Sparkling wine is indeed a common ingredient in these lighter, aperitif-style session drinks that are currently in such high demand. At Boa Steakhouse, which has two locations in Los Angeles, the Floral Bloom ($15) features Charles Lafitte Brut Rosé Champagne and a foam made with Patz & Hall Chardonnay and St-Germain. At Timna, former manager Amir Nathan’s Peace in the Middle East ($14) comprises Dolin Dry vermouth, fresh lemon juice, house-made lavender syrup and Paul De Coste Blanc de Blancs Brut sparkling wine.

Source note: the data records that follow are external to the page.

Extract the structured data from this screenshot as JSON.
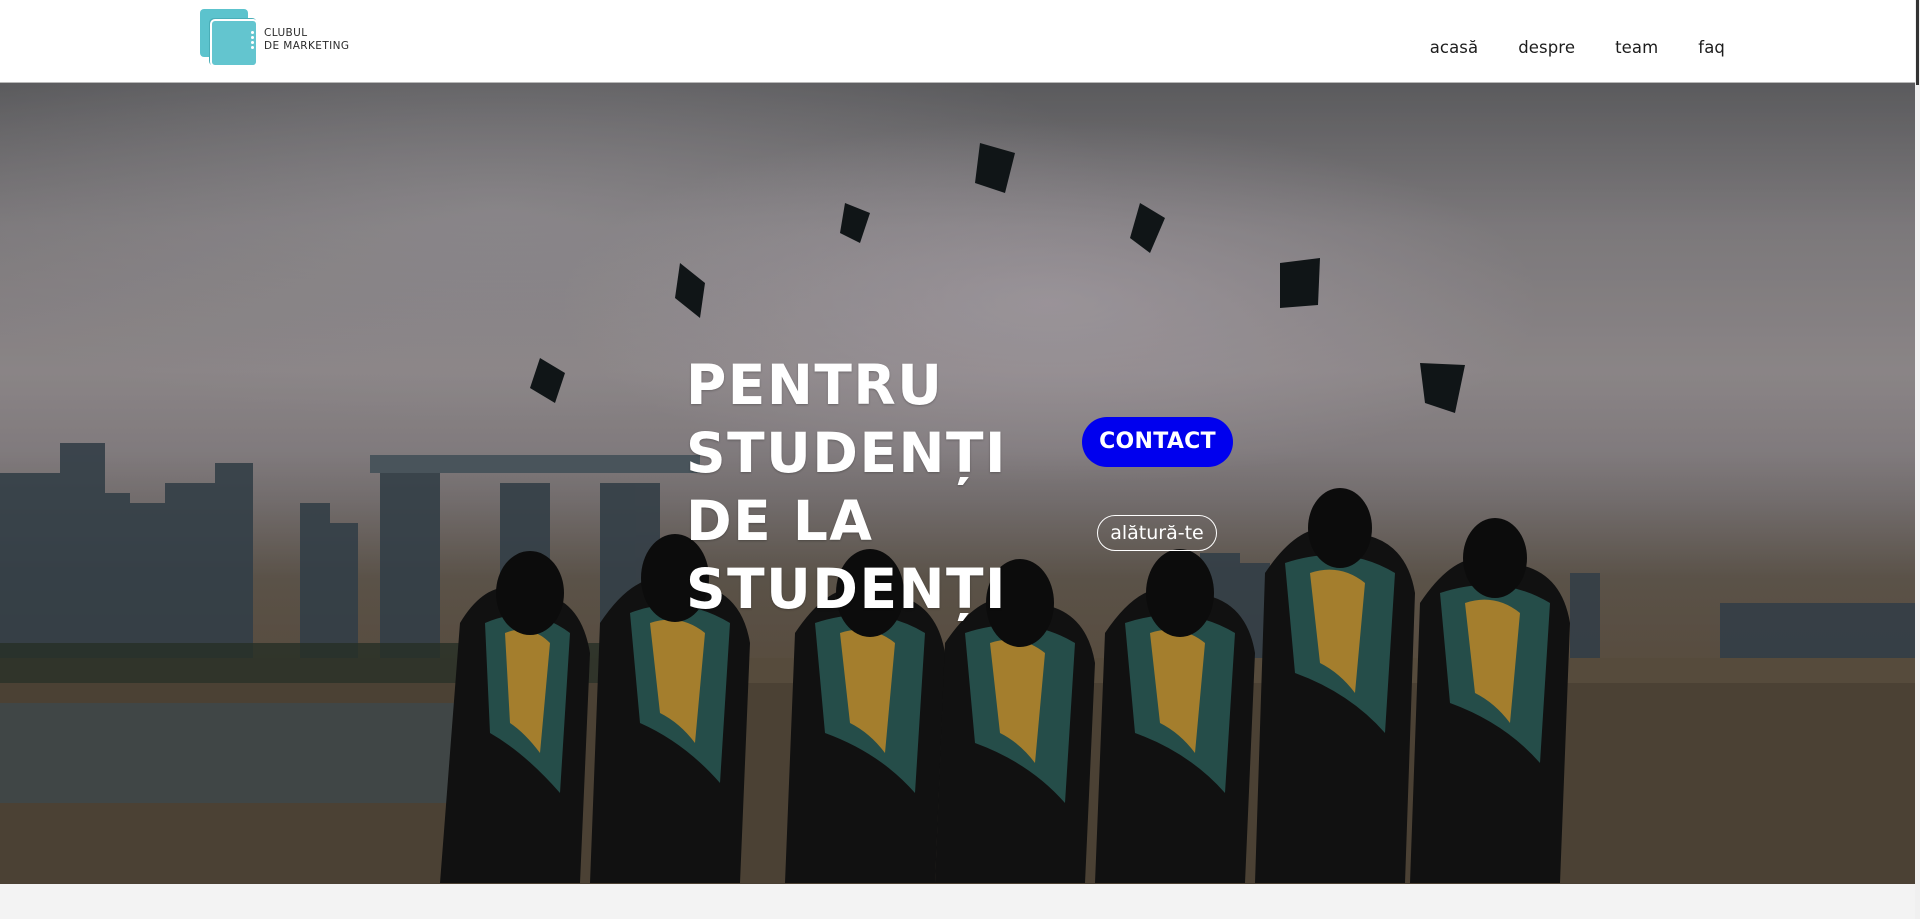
{
  "logo": {
    "line1": "CLUBUL",
    "line2": "DE MARKETING"
  },
  "nav": {
    "items": [
      {
        "label": "acasă"
      },
      {
        "label": "despre"
      },
      {
        "label": "team"
      },
      {
        "label": "faq"
      }
    ]
  },
  "hero": {
    "headline_lines": [
      "PENTRU",
      "STUDENȚI",
      "DE LA",
      "STUDENȚI"
    ],
    "contact_label": "CONTACT",
    "join_label": "alătură-te",
    "background_image": "photo of graduates in black gowns throwing caps in the air against a city skyline"
  },
  "colors": {
    "brand_teal": "#5cc3cd",
    "contact_button": "#0000ee",
    "header_bg": "#ffffff",
    "page_bg": "#f3f3f3"
  }
}
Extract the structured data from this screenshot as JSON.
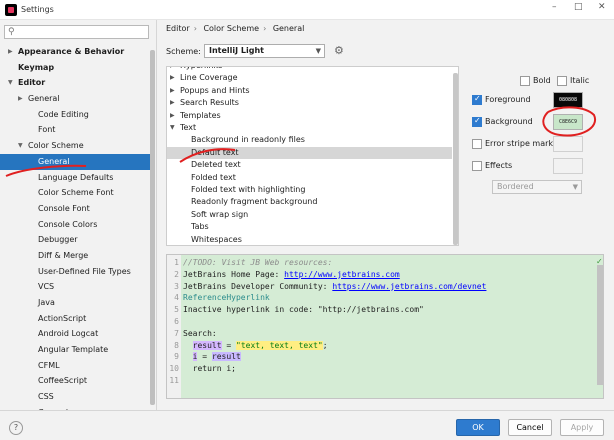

Beyond sparkling, there’s a wide range of different, complex wines to choose from when making low-proof cocktails. Though typically featured as a modifier in classic cocktails, vermouth shines when used as a base ingredient. Myriad Gastropub’s Swisher notes that vermouth is his favorite low-proof product to use in session drinks, so he’s happy to see it “becoming more mainstream.” Lo-Fi vermouth, which is produced in Napa, is his preferred brand. His Old Timer cocktail ($13.50) features Lo-Fi dry vermouth, Carpano Antica Formula sweet vermouth, lime juice, house-made thyme syrup and Angostura bitters.
“I love amari and aperitifs that have spicy, herbaceous notes,” says Lisa Nguyen, bar manager at Seaworthy in New Orleans’ Ace Hotel. “They’re great for adding depth and complexity.” She notes that these types of spirits have long been favored among industry professionals and are becoming more common in popular cocktails. The Outer Banks ($11), created by Seaworthy’s consulting bar program manager Lauren Schell, comprises Averna amaro, Carpano Antica Formula sweet vermouth, house-made ginger syrup, lime juice, Angostura bitters and a splash of club soda. At Cindy’s, Khaund’s Roman Holiday ($15) mixes Meletti amaro with Campari aperitif, La Colombe Pure Black cold brew coffee, Demerara simple syrup, pineapple and lime juices, and a pinch of sea salt.
“These products bring great, big flavors to a drink, and fresh fruit and syrups help to balance the different nuances of those ingredients. Adding a sparkling wine or soda gives the whole drink texture,” Nguyen adds. Her Stranger Than Paradise cocktail ($11) comprises Dolin Blanc, Giffard Elderflower liqueur, lemon juice and house-made honey syrup, topped with a splash of Fever-Tree Bitter Lemon soda and a spritz of Kübler absinthe.
Swisher’s Byrrh-ning Man ($13.50) features Byrrh Gran Quinquina, Lo-Fi dry vermouth, Blandy’s Rainwater Madeira, lemon juice and Torani cherry syrup. “Our guests are often quite skeptical that session cocktails will have enough flavor,” he says. “Then they have one, say ‘Wow!’ and try two more.”